The classes are scheduled to be held in person at North Park Theological Seminary, but that could change depending on Covid-19 guidelines, says Rob Peterson, executive director of the center.
The 2020 cohort was held virtually.
The program combines theory and practice as participants receive one-on-one spiritual direction sessions, meet with supervisors, and participate in peer-supervision group sessions.
“It’s very transformative for the students,” says Peterson. “It’s more than learning skill sets. It’s part of a person’s journey.”
Most people who come to the center have had experience with receiving spiritual direction says Peterson. When they participate in spiritual direction they come alive and say, “I think this is what God wants me to do. I want to accompany people on their spiritual journey, whether they’re a lead pastor or a worship leader.”
Peterson says, “Accompaniment is a better word than direction. You don’t actually tell someone how to tell someone how to live their life.”
He adds, “It is two people listening to one another in Holy Spirit-guided conversation, but in particular, a director listening to another follower of Christ and helping them notice the movement of God in their life.”
“Many years ago, I was challenged in my pursuit of knowing what my purpose was and how it aligned with my faith,” says Gillie D. Abdiraxman-Issa, a recent graduate. “The courses, instructors and journaling practices for the first year and a half transformed me in ways of discovery and understanding. I am now able to understand the divine and how he is always at work in our lives. It’s so funny I hated silence and now, I relish in the quiet and the stillness of God’s voice. I am no longer afraid of the deep and the mysteries of the Lord.”
Debbie Blue, who was in the school’s first cohort from 2005 to 2007, says the program has had a lasting impact on her. “I deeply appreciated how thoroughly we were equipped to be holy listeners. But even more valuable for me personally was how the process led me into learning about myself and my own brokenness. It became a journey of discovery, self-awareness, and ultimately demasking, both painful and good.”

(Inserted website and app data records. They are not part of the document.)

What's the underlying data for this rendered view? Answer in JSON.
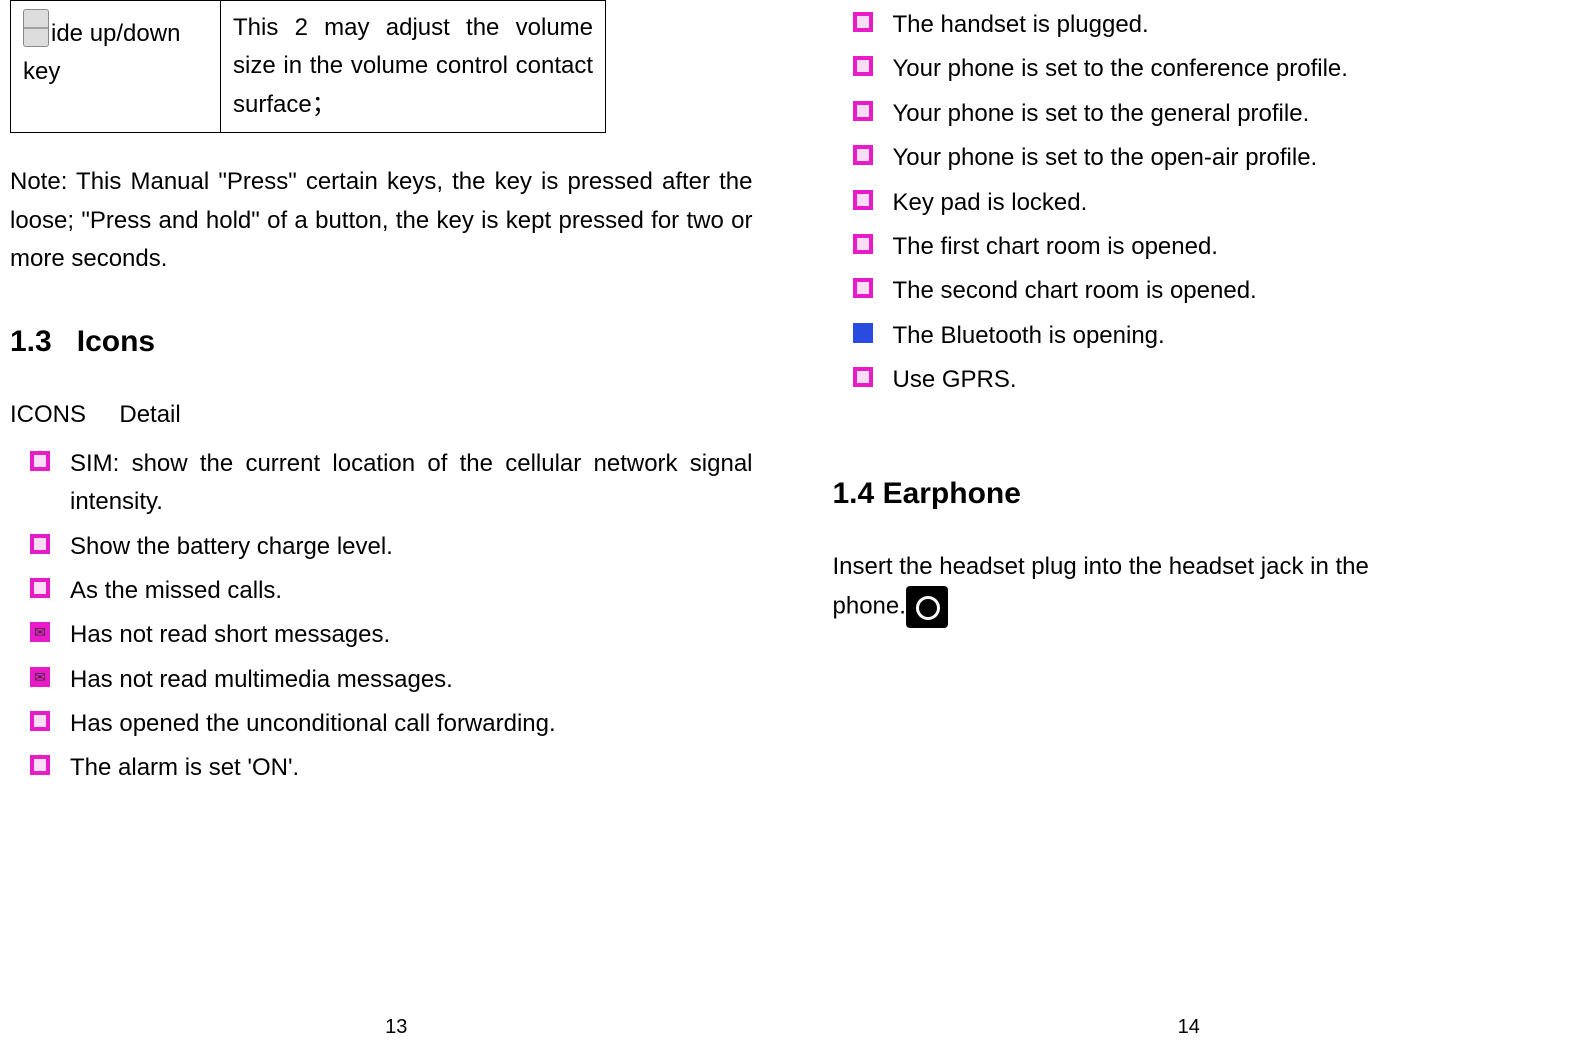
{
  "left": {
    "table": {
      "key_label": "ide up/down key",
      "key_desc": "This 2 may adjust the volume size in the volume control contact surface；"
    },
    "note": "Note: This Manual \"Press\" certain keys, the key is pressed after the loose; \"Press and hold\" of a button, the key is kept pressed for two or more seconds.",
    "section_num": "1.3",
    "section_title": "Icons",
    "icons_head_left": "ICONS",
    "icons_head_right": "Detail",
    "items": [
      "SIM: show the current location of the cellular network signal intensity.",
      "Show the battery charge level.",
      "As the missed calls.",
      "Has not read short messages.",
      "Has not read multimedia messages.",
      "Has opened the unconditional call forwarding.",
      "The alarm is set 'ON'."
    ],
    "page_num": "13"
  },
  "right": {
    "items": [
      "The handset is plugged.",
      "Your phone is set to the conference profile.",
      "Your phone is set to the general profile.",
      "Your phone is set to the open-air profile.",
      "Key pad is locked.",
      "The first chart room is opened.",
      "The second chart room is opened.",
      "The Bluetooth is opening.",
      "Use GPRS."
    ],
    "section_num": "1.4",
    "section_title": "Earphone",
    "earphone_text_a": "Insert the headset plug into the headset jack in the",
    "earphone_text_b": "phone.",
    "page_num": "14"
  }
}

She has since been involved with the center, having provided direction, facilitated listening groups, teaching, and supervising trainees.
Peterson started as executive director in June 2020 after serving 30 years in local pastorates, most recently as senior pastor at Thornapple Covenant Church, in Grand Rapids, Michigan. He left that position, sensing he was supposed to do something different to conclude his years of professional ministry.
That is when he was encouraged by a friend to apply to serve as the center’s executive director.
“I love coming alongside younger pastors and to be a mentor,” he says. “I also had been in direction for 20 years, and that has been a vital part of my growth. I’ve seen people in my churches who I’ve recommended spiritual direction to just come alive in God.”
Last year’s cohort was held online for the first time. Peterson said the classes done via Zoom worked, but he is glad that in-person sessions are planned for 2021. “Of course, we also have a plan B,” he says.
For more information on the center and how to apply, visit the Center for Spiritual Direction website. Financial aid and some scholarships, funded through the Lilly Endowment, are available. Applications should be submitted by March 31.